Hear the then Adamawa State Governor Murtala Nyako, who said that he had prepared for life as a farmer and did not expect any benefits from the government after office: “I don’t intend to trouble myself with what benefits I will get after office. If they don’t give me anything, I will not trouble myself.” He must have looked into a crystal ball.
Governor Rochas Okorocha of Imo State, said governors should be concerned with delivering effective governance, which would serve as insurance to them. He said that it was the fear of life after office that pushed some people to engage in “primitive accumulation of wealth.”
Governor Adams Oshiomhole of Edo state: “Governor’s office is an office and like every other; you always know there is a time to go.”
Governors must leave office either through tribunal decisions, impeachment, end of mandates or loss of elections. The challenge is how to continue to be relevant, have a sense of self worth and be materially at ease. It is a human concern, made more acute by the way the office and its holder is manifested in the current political system. Ministers, party leaders, senior advisers, and most senior political office holders face a similar challenge.
To ensure relevance and maintain material and financial weight, many political office holders cut corners, amass wealth by hook or crook and battle acrimoniously for the next office possible.
Putting in place a retirement and pension scheme for governors is a good shot at lessening the acrimony, graft, corruption, looting, diversion of efforts from service to crookedness that ultimately confront governors. It is fair, deserved and proper that public officers be compensated and a pension scheme that is graduated to years of service is one important part of such remuneration.
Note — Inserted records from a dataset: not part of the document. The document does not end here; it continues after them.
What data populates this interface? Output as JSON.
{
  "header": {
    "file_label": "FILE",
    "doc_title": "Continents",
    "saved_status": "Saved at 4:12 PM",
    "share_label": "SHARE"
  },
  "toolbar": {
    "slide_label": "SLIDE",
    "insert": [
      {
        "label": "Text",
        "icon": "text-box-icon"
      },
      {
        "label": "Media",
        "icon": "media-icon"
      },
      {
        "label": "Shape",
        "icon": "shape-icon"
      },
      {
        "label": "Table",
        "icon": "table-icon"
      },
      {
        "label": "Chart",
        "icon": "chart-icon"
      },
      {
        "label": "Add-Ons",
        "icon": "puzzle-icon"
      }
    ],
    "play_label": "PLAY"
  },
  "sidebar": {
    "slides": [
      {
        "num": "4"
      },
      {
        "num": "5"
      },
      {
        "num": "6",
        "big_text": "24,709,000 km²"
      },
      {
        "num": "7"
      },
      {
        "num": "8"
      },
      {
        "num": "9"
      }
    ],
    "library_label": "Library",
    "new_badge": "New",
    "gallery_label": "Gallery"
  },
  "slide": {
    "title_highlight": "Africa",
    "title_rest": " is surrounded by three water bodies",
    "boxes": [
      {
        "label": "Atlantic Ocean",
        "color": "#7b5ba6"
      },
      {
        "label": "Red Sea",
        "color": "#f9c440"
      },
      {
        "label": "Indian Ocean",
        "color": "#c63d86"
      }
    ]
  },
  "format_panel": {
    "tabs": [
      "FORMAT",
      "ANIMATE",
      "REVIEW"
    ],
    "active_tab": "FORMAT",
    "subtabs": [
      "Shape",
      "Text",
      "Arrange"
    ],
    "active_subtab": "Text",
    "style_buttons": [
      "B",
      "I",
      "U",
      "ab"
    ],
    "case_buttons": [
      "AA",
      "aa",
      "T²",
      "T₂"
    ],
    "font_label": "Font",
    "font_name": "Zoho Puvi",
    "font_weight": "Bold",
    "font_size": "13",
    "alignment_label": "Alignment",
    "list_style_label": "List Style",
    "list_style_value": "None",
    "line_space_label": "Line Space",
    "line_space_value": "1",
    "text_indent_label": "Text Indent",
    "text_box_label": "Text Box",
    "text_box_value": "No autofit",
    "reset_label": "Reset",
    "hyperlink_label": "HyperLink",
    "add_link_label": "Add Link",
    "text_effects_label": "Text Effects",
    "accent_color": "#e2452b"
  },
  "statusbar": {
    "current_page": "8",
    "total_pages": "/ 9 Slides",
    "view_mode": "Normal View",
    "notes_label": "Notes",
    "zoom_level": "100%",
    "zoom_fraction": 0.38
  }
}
No pension scheme allows pensioners to live the same standard of expenditure as when the workers are in full employment. Pension is not a substitute payment of salaries and allowances, but merely compensation. Especially, public service cannot be saddled with huge pension payments for numerous former office holders in an age when people live for longer years, many pensioners move into other jobs and retirement can be a transition and not an end.
Former governors and former deputies as pensioners cannot be supported to carry on with unbridled use of public monies to finance hangers-on, party hacks who live on them. Nor should former governors be supported to maintain a glamorous, exorbitant life style that the current political system orders. More than two out of three serving governors are below sixty years old. Improved life style and health today translates into longer life for this group of people. A governor who lives office after two terms can expect to live till about 80, meaning some 15 years of pensionable remuneration for governor and deputy.
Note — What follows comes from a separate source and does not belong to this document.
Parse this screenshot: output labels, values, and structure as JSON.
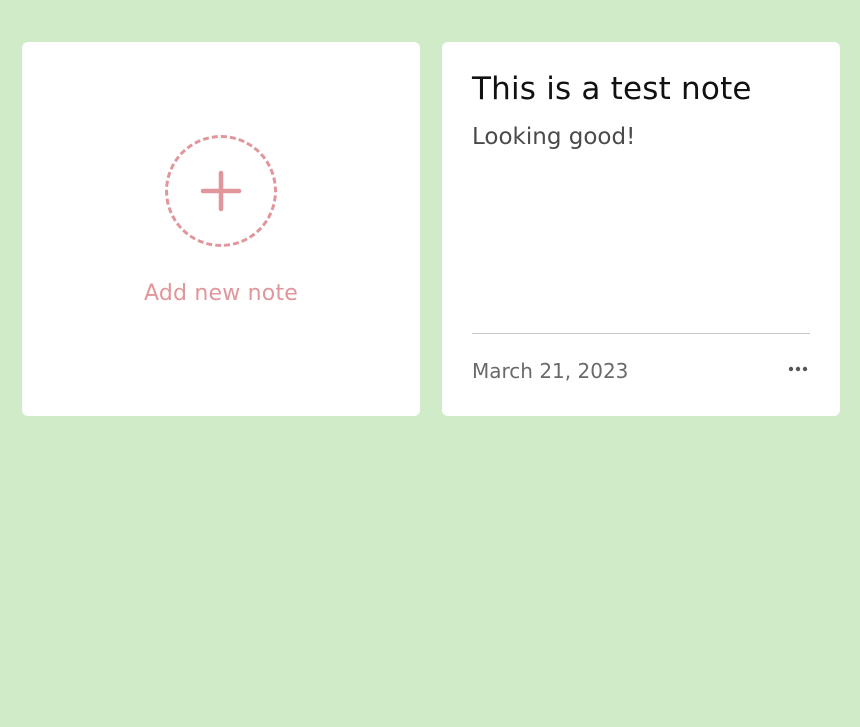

A retirement and pension scheme for governors should start from the assumption of office with a structured preparation on emotional, stress, boredom management after service. Also training on physical and material well being adjustment that has to be made. It is not all about money, cars, large homes, as the NGF in Port Harcourt revealed.
It behooves on leaders to give true meaning to leadership. Leaders should not be content with making money to be shared in droplets to the poor. Leadership should seek to elevate society as a whole and reduce the dependence of most people on the few. Governors should lead an improvement of the retirement and pension scheme for all public officers and not just fix better post office life for governors and political office holders.
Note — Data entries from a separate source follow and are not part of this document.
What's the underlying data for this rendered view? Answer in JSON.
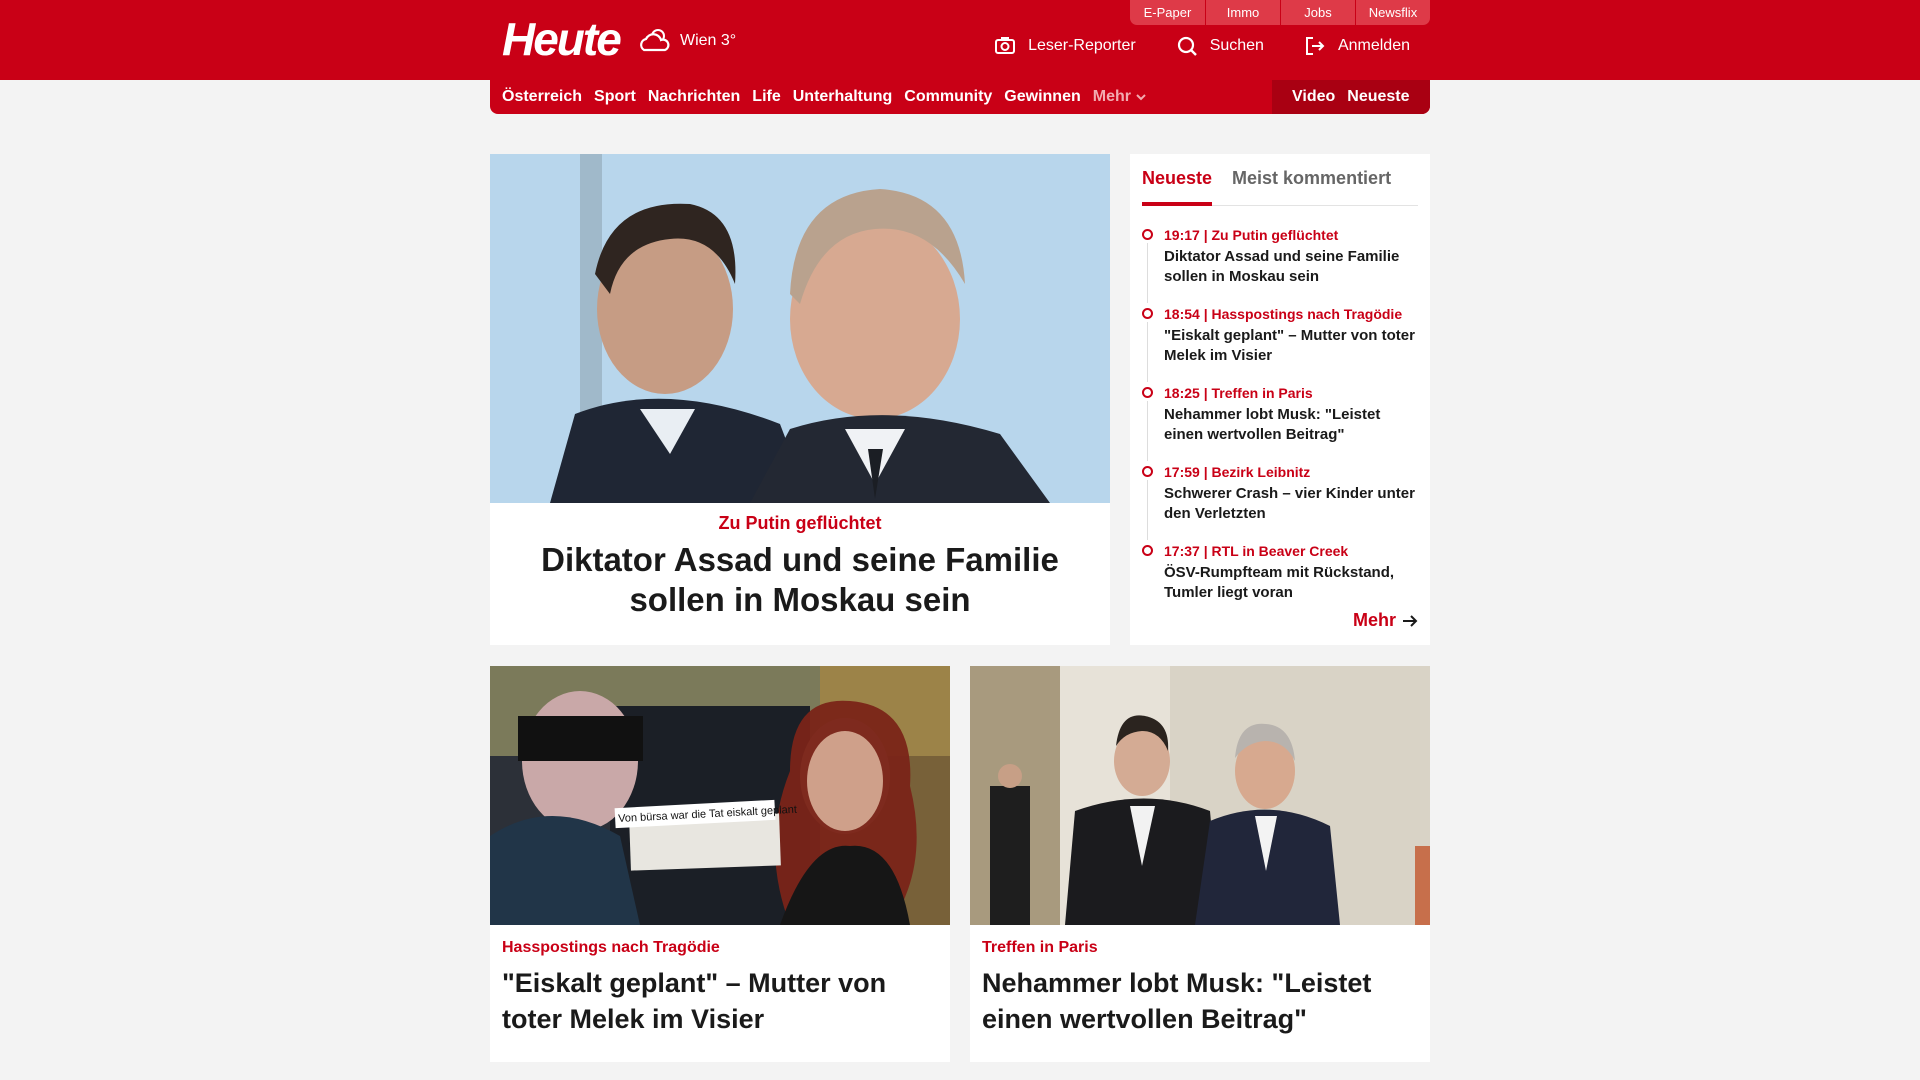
{
  "header": {
    "logo": "Heute",
    "weather": "Wien 3°",
    "quicklinks": [
      "E-Paper",
      "Immo",
      "Jobs",
      "Newsflix"
    ],
    "actions": [
      {
        "label": "Leser-Reporter",
        "icon": "camera-icon"
      },
      {
        "label": "Suchen",
        "icon": "search-icon"
      },
      {
        "label": "Anmelden",
        "icon": "login-icon"
      }
    ]
  },
  "nav": {
    "items": [
      "Österreich",
      "Sport",
      "Nachrichten",
      "Life",
      "Unterhaltung",
      "Community",
      "Gewinnen"
    ],
    "more": "Mehr",
    "right": [
      "Video",
      "Neueste"
    ]
  },
  "hero": {
    "kicker": "Zu Putin geflüchtet",
    "headline": "Diktator Assad und seine Familie sollen in Moskau sein"
  },
  "sidebar": {
    "tabs": [
      "Neueste",
      "Meist kommentiert"
    ],
    "items": [
      {
        "meta": "19:17 | Zu Putin geflüchtet",
        "title": "Diktator Assad und seine Familie sollen in Moskau sein"
      },
      {
        "meta": "18:54 | Hasspostings nach Tragödie",
        "title": "\"Eiskalt geplant\" – Mutter von toter Melek im Visier"
      },
      {
        "meta": "18:25 | Treffen in Paris",
        "title": "Nehammer lobt Musk: \"Leistet einen wertvollen Beitrag\""
      },
      {
        "meta": "17:59 | Bezirk Leibnitz",
        "title": "Schwerer Crash – vier Kinder unter den Verletzten"
      },
      {
        "meta": "17:37 | RTL in Beaver Creek",
        "title": "ÖSV-Rumpfteam mit Rückstand, Tumler liegt voran"
      }
    ],
    "more": "Mehr"
  },
  "cards": [
    {
      "kicker": "Hasspostings nach Tragödie",
      "headline": "\"Eiskalt geplant\" – Mutter von toter Melek im Visier",
      "image_caption": "Von bürsa war die Tat eiskalt geplant"
    },
    {
      "kicker": "Treffen in Paris",
      "headline": "Nehammer lobt Musk: \"Leistet einen wertvollen Beitrag\""
    }
  ],
  "colors": {
    "brand": "#c90016",
    "brand_dark": "#a90012",
    "quicklink": "#de3a48",
    "background": "#f3f3f3"
  }
}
Bunmi Makinwa is a communication for leadership entrepreneur based in South Africa and Nigeria. He was Africa Regional Director of United Nations Population Fund (UNFPA).
credit:This article was first published in Shara reporter, republished through the permission of the author